Install a hybrid water heater with a minimum 10 year warranty instead of spending the money on a tankless water heater.
All the Facts:
As per the Department of Energy‘s chart above, water heating accounts for 18% of a home’s energy use so getting this right is important. There is no question that an electric water heater is better than a water heater that generates heat through burning fossil fuels in terms of lowering emissions since 30% of grid electricity is emissions free. When using electricity, there are two main options for hot water, tank and tankless styles. The best in each category is point of use (POU) for tankless, and hybrid for tank style. Between the two, the hybrid water heater maintains the edge over tankless in several ways. Here is the pros and cons list for each.
Tankless POU Electric Pros
- When located at point of use, will reduce standby and distribution losses to zero.
- Provides infinite and instant hot water
- Requires almost no space to install
Tankless POU Electric Cons
- Instant hot water means you can not effectively pair with a solar array without net metering
- Requires a large amount of electricity which will likely bump up the required service panel size

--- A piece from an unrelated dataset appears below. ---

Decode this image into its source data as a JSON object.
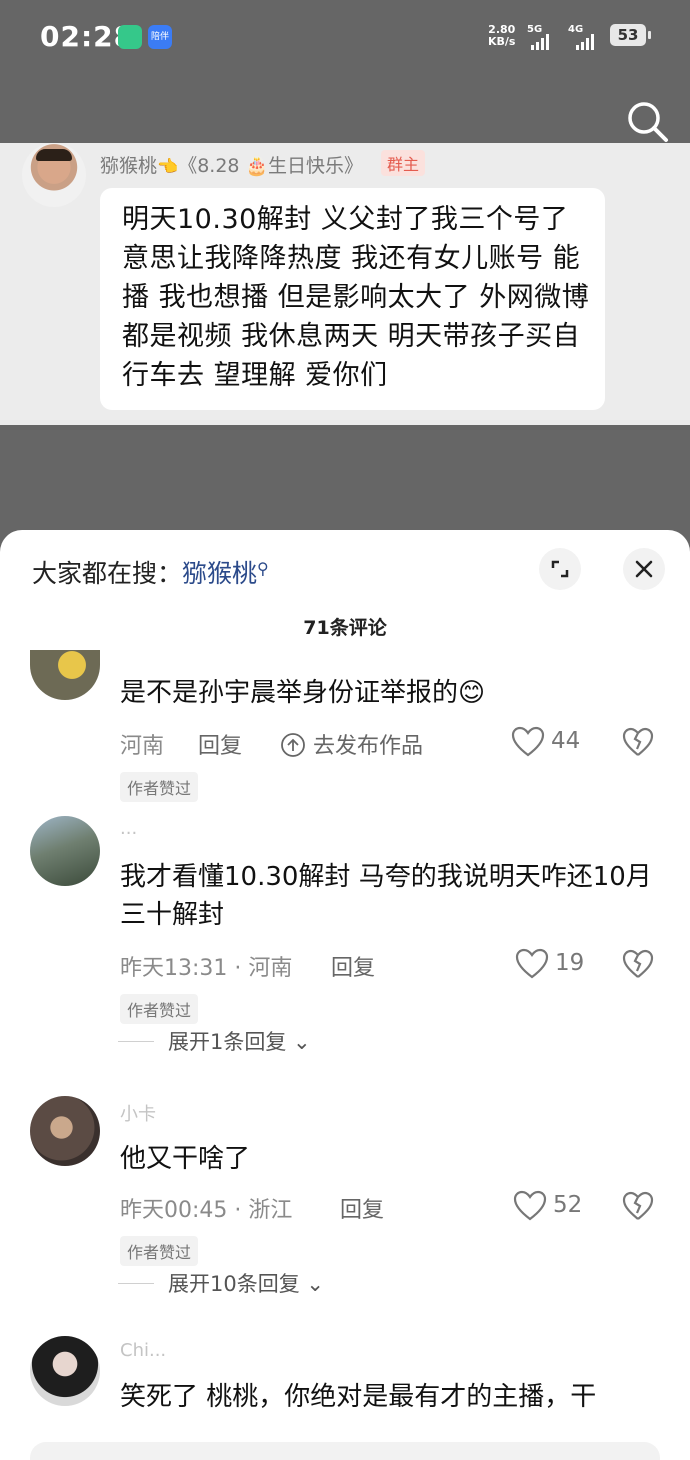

- Less than half as efficient as a hybrid in heat pump mode (making the lack of standby losses irrelevant)
- Maximum energy factor (EF) only reaches around 0.95 (theoretical max for this style = 1.0)
- More expensive to install than tank because one is required at each bathroom plus the kitchen
- Electricity time of use shifting is impossible without installing a large battery system
- A tank can act as a thermal battery
- Hybrids require a lower energy draw than tankless
- Hybrids in heat pump mode are two and a half times as efficient as a tankless
- Hybrids pair well with home solar even without net metering
- Many hybrids are WiFi compatible
- All hybrids make sense pairing with timers
- Act as a supplemental air conditioner in the summer time
- Energy factors (EF) can reach 2.45
- You will have standby losses; minimize these by decreasing piping runs
- Acts as an air conditioner in the winter time if you do not switch to resistance only heating, switching not required if you home has space heating from a heat pump.
- Over sized tanks are needed compared to standard water heaters if you always want to use the heat pump setting.
How do I decide?
You may take a look at the lists above and say, that there is a good amount of pros and cons for each, so how do I make a decision? The ultimate choice is fairly straight forward. Here are the points that drive that home. Hybrids are cheaper to install and at 2.45 EF for hybrids versus 0.95 for tankless heaters, the energy efficiency of a hybrid is 2.5 time higher. Since a hybrid also acts like a supplemental air conditioner in the summer, you will decrease your air conditioning costs and your water heating costs. If utilities move to a time of use fee structure for electricity, as California will in 2019, then hybrid water heaters will provide another benefit in that they can act as a thermal battery, heating the water when electricity is cheap, and providing it any time of day. For those of you interested in making use of the thermal battery option, always go with at least one size larger tank than you would for a standard water heater. For instance, if you were using a 50 gallon tank on your natural gas water heater, you should move up to an 80 gallon tank on your hybrid water heater. That way, if you put in a solar array in the future, it can warm the entire tank during the day which then becomes available water heat all evening long.